(Collected data entries)
========
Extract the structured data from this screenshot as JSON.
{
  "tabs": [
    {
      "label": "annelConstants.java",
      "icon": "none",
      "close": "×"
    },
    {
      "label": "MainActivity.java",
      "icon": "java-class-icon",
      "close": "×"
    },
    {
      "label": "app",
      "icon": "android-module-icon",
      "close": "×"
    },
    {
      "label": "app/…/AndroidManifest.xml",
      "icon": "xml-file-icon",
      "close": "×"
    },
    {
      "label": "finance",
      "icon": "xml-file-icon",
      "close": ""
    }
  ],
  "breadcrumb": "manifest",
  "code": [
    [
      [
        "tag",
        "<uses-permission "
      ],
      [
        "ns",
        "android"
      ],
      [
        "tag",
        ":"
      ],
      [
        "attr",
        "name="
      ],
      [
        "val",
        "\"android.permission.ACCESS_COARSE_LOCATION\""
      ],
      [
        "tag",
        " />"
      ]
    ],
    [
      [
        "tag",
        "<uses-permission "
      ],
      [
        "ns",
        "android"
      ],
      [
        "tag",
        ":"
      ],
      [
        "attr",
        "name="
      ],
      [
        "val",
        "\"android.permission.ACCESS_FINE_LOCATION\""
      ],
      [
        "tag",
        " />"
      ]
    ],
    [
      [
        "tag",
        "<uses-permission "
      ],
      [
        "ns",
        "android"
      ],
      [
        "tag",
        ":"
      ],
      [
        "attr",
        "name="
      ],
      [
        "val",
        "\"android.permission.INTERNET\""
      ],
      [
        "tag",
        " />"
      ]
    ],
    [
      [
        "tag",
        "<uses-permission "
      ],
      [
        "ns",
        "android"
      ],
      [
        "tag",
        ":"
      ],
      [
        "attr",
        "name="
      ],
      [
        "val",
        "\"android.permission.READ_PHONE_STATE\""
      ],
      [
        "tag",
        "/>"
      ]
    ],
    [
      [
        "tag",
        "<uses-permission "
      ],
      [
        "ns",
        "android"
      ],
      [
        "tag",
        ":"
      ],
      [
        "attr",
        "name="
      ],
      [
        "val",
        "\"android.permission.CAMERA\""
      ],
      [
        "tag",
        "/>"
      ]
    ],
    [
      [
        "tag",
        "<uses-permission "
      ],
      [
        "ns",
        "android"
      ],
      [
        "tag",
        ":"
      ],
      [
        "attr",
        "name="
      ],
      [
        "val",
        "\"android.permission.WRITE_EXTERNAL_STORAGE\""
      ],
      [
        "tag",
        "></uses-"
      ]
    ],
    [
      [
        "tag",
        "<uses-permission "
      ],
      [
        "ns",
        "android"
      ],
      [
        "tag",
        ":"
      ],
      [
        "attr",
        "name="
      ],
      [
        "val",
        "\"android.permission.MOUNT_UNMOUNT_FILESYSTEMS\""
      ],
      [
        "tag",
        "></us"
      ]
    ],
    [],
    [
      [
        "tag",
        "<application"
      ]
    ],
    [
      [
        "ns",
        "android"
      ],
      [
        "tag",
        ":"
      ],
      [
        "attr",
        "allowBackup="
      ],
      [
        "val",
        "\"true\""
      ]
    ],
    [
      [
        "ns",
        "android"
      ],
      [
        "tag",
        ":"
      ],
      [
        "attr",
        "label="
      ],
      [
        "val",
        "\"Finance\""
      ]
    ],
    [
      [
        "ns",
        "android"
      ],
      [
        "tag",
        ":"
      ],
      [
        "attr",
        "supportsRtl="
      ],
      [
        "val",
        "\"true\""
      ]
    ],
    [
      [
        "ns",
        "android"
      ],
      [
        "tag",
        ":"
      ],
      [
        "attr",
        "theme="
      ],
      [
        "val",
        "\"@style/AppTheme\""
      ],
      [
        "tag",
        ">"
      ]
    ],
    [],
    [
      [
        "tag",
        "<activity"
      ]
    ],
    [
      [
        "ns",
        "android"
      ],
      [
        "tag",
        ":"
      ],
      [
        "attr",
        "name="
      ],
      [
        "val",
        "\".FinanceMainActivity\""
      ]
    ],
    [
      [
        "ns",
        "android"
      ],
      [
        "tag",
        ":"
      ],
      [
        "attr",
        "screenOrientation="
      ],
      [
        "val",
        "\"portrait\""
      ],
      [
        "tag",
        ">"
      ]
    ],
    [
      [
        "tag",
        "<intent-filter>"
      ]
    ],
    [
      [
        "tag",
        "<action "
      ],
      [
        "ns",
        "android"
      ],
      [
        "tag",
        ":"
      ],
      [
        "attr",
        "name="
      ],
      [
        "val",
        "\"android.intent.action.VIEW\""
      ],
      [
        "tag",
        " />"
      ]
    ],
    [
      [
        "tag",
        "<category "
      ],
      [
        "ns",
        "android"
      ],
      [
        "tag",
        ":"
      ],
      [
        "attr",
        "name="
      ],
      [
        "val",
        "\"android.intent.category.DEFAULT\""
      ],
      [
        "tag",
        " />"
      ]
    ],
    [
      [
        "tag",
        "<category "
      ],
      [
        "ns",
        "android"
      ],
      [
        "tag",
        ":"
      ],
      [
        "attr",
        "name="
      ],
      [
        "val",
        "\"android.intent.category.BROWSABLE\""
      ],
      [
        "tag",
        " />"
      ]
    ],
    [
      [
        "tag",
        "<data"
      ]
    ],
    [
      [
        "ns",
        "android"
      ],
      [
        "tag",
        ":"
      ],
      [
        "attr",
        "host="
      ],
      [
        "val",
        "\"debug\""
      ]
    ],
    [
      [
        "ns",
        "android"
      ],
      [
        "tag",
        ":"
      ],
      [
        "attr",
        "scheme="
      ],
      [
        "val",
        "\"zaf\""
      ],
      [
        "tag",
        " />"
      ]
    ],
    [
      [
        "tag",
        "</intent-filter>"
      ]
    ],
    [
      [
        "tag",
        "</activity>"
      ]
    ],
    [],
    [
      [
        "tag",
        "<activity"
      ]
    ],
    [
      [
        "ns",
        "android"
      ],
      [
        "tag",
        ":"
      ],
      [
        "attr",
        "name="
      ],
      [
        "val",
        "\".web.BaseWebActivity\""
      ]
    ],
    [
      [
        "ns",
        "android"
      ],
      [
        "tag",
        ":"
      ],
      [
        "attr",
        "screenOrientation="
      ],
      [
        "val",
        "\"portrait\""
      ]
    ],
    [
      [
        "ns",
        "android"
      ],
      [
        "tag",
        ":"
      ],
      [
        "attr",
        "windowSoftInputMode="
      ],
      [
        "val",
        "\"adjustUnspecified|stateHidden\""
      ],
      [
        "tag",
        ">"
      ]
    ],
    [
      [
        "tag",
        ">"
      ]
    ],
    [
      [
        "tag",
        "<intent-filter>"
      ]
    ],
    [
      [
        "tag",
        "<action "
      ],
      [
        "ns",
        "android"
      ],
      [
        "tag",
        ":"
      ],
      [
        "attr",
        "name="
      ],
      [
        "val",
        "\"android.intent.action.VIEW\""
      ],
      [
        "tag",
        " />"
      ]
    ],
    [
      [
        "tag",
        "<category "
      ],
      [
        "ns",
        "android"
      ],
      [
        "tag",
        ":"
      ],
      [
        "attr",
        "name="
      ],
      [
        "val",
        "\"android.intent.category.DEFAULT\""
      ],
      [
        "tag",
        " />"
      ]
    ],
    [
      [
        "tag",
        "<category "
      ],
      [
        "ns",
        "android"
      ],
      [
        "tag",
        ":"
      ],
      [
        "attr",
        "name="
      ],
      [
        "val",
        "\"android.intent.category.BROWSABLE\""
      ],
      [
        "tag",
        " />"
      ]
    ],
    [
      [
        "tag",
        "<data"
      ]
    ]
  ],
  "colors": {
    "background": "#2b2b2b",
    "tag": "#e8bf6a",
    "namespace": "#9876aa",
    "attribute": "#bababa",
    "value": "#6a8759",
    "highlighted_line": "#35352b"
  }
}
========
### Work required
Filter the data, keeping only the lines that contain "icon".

### Worked solution
      "icon": "none",
      "icon": "java-class-icon",
      "icon": "android-module-icon",
      "icon": "xml-file-icon",
      "icon": "xml-file-icon",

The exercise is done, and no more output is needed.